#### GIVEN ENTRIES:
Content starts

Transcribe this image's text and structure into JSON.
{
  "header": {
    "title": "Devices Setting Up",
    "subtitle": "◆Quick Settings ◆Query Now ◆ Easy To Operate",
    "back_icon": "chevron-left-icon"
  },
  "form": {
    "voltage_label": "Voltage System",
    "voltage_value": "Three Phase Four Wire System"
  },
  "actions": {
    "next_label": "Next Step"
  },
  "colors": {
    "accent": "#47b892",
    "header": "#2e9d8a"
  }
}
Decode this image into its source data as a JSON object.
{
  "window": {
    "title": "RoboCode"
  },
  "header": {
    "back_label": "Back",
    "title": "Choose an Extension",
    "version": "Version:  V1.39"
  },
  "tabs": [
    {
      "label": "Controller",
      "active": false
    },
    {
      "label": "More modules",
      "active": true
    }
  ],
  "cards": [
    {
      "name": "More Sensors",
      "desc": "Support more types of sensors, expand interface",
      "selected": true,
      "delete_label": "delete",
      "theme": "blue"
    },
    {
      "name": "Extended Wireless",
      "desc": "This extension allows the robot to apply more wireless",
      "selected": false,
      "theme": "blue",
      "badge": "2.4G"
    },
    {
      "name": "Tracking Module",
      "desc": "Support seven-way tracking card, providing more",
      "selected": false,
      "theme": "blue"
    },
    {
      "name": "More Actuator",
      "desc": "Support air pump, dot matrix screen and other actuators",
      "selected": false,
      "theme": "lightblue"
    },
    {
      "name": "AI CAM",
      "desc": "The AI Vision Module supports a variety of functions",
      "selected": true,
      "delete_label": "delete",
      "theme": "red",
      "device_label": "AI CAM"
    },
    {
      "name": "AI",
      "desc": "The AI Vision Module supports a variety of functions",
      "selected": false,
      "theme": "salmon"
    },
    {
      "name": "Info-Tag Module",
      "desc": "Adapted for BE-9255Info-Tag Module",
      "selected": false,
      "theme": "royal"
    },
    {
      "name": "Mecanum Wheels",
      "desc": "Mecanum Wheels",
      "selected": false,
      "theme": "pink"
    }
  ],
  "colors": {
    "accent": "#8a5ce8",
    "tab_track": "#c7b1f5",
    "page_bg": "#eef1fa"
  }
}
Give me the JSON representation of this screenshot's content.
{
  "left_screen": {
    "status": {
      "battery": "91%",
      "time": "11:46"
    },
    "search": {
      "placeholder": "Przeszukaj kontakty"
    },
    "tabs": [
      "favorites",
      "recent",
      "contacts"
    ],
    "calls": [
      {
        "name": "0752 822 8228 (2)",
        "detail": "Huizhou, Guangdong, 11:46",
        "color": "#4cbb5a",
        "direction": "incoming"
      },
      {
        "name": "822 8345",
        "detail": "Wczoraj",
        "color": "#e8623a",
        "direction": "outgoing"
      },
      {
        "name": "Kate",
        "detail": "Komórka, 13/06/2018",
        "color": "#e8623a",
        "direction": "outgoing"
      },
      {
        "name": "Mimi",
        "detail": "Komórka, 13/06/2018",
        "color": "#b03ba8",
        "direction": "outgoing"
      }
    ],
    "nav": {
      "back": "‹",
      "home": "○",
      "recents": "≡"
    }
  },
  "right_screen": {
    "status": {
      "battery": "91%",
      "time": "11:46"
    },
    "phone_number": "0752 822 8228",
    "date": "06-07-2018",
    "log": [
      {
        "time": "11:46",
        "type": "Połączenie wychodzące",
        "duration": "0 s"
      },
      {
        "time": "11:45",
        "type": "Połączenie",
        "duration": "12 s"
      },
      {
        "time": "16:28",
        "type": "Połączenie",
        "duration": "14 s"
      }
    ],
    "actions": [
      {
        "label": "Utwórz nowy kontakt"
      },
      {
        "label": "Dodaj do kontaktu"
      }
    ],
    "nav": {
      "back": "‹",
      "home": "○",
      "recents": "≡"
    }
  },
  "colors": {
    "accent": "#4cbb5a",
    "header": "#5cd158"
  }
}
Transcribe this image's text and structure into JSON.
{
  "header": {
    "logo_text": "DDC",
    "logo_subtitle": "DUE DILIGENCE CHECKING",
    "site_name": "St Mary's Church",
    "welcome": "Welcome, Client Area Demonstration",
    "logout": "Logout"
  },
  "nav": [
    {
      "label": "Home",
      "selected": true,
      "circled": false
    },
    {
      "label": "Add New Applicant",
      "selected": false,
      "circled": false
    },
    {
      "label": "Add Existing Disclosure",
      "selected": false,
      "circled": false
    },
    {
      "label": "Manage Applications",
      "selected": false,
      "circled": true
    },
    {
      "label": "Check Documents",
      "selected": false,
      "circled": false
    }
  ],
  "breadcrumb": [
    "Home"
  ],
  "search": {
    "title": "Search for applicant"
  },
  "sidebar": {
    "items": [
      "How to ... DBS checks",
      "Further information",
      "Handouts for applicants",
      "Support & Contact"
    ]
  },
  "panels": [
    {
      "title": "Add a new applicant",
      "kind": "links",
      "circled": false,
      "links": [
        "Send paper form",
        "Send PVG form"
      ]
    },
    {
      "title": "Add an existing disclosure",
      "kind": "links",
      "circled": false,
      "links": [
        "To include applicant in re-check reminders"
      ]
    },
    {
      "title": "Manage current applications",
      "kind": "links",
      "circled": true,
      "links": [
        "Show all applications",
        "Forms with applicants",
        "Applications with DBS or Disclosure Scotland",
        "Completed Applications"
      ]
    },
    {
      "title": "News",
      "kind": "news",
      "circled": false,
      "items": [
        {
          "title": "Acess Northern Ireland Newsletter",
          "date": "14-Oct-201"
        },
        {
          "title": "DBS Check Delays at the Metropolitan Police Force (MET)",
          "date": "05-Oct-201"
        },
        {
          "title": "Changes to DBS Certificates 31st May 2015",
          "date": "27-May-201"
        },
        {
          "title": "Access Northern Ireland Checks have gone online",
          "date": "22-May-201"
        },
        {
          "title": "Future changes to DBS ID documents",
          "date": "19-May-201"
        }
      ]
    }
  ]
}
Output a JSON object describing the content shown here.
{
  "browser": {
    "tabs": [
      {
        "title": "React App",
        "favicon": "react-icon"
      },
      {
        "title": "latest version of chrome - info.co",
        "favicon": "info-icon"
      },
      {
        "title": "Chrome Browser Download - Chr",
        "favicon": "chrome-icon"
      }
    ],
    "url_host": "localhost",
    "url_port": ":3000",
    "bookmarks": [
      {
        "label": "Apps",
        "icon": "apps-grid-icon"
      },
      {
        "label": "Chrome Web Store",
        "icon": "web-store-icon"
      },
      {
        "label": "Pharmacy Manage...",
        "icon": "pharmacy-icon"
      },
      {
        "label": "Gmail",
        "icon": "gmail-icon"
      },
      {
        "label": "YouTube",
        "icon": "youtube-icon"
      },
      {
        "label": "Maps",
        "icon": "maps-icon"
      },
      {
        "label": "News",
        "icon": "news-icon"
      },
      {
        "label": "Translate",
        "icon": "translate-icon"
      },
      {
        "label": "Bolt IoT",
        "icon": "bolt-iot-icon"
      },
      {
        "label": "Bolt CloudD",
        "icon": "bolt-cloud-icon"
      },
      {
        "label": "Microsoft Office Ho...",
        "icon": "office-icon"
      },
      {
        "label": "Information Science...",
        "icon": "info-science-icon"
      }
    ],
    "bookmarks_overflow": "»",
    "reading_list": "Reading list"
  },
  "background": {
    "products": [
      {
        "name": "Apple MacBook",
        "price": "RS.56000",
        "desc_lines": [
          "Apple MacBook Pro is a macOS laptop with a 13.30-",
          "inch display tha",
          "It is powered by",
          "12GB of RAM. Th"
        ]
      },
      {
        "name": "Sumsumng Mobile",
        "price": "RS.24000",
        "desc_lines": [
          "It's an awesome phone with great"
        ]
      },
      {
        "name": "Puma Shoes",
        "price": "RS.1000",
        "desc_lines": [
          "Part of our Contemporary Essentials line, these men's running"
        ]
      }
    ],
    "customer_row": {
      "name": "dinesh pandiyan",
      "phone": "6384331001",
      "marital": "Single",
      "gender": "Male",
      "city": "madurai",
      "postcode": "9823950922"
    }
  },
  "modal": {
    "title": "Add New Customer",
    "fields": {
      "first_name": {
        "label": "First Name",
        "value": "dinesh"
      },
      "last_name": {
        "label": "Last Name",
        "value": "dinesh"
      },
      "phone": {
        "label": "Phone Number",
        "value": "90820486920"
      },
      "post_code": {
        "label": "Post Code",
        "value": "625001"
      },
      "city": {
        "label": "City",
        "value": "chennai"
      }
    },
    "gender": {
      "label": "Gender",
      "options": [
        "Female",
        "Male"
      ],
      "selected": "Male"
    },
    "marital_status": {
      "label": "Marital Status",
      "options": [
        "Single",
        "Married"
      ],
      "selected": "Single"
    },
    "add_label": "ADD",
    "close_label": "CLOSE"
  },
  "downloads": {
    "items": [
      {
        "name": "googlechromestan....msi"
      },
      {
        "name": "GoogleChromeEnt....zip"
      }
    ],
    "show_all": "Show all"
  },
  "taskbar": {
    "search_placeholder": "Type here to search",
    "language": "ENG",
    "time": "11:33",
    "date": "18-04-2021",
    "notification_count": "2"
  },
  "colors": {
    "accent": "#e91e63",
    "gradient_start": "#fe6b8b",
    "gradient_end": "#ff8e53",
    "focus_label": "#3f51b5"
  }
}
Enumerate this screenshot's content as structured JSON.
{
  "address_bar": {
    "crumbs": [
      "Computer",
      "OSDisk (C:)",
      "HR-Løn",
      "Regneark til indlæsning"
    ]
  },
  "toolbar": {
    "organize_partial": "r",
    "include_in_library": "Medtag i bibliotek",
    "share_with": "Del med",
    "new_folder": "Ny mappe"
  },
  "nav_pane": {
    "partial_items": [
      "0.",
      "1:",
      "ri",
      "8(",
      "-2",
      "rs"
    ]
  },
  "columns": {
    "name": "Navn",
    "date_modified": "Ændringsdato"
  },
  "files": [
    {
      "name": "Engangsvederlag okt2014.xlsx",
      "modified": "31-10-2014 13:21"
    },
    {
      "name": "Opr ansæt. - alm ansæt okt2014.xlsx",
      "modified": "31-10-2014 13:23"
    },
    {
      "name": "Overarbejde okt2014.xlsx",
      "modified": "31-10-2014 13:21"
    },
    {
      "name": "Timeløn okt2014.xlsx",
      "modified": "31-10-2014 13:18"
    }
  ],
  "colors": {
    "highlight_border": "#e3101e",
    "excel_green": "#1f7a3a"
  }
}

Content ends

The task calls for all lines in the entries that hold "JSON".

#### ANSWER SPACE:
Transcribe this image's text and structure into JSON.
Decode this image into its source data as a JSON object.
Give me the JSON representation of this screenshot's content.
Transcribe this image's text and structure into JSON.
Output a JSON object describing the content shown here.
Enumerate this screenshot's content as structured JSON.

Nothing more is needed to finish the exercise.